These observations revealed that the emission of PAHs is suppressed in both low-mass and low-metallicity galaxies, which abounded in the early years of the universe. This was most likely because the organic molecules are unable to withstand the intense radiation-rich environment of these galaxies.

PAHs In this study, astronomers used data from the Keck and Spitzer telescopes to trace the star forming and dusty regions of galaxies at about 10 billion years ago. The picture in the background shows the GOODS field, one of the five regions in the sky that was observed for this study. Photo: Mario De Leo-Winkler with images from the Spitzer Space Telescope, NASA, ESA and the Hubble Heritage team

This, in turn, led the researchers to conclude that star formation activity and infrared luminosity in the universe 10 billion years ago was about 30 percent higher than previously measured.

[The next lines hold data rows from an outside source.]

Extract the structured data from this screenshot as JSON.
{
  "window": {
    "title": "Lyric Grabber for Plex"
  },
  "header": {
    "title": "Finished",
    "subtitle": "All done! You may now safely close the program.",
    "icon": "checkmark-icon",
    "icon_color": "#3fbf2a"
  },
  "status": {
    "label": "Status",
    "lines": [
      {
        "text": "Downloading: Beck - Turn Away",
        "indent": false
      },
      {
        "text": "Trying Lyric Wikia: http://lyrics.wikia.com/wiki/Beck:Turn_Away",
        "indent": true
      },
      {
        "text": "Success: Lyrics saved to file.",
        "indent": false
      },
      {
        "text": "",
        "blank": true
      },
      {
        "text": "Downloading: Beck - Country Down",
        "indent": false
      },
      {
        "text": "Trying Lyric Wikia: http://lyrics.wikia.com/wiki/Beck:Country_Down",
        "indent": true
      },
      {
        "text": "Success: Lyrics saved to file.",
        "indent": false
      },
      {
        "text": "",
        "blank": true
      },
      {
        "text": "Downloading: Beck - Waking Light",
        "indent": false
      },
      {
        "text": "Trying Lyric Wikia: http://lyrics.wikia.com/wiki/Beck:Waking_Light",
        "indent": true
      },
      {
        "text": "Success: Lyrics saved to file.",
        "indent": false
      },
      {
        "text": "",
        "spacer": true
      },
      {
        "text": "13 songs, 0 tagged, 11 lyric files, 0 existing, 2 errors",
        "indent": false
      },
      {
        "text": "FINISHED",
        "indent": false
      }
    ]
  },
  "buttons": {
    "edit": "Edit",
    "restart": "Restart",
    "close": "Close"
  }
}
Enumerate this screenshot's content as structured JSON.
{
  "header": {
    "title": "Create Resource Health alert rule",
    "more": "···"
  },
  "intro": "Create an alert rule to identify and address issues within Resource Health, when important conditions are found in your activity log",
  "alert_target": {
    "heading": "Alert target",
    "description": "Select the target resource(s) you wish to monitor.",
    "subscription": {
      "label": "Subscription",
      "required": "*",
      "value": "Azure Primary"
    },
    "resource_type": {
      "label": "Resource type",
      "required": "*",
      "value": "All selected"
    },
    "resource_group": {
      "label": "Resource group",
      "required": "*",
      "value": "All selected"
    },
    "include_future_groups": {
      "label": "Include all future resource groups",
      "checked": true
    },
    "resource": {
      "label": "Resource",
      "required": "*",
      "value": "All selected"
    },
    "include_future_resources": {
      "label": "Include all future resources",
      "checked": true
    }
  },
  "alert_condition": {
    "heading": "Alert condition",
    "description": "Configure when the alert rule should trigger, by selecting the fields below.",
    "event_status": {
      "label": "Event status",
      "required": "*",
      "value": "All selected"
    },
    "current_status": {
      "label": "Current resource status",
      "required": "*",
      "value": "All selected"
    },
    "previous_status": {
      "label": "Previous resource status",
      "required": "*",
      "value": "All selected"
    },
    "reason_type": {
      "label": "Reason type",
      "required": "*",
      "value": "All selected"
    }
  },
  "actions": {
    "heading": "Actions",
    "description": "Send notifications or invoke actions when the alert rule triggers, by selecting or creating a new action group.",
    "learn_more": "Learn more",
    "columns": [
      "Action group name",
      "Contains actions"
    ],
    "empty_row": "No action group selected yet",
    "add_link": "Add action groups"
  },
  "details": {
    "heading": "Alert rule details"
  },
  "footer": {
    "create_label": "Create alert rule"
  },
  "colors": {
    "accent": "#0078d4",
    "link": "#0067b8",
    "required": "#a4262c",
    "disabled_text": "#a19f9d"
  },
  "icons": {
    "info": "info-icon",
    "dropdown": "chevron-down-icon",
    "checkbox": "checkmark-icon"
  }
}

“Studying the properties of the polycyclic aromatic hydrocarbon mid-infrared emission bands in distant universe is of fundamental importance to improving our understanding of the evolution of dust and chemical enrichment in galaxies throughout cosmic time,” the University of California said in the statement. “The planned launch of the James Webb Space Telescope in 2018 will push the boundaries of our knowledge on dust and polycyclic aromatic hydrocarbon in the early universe.”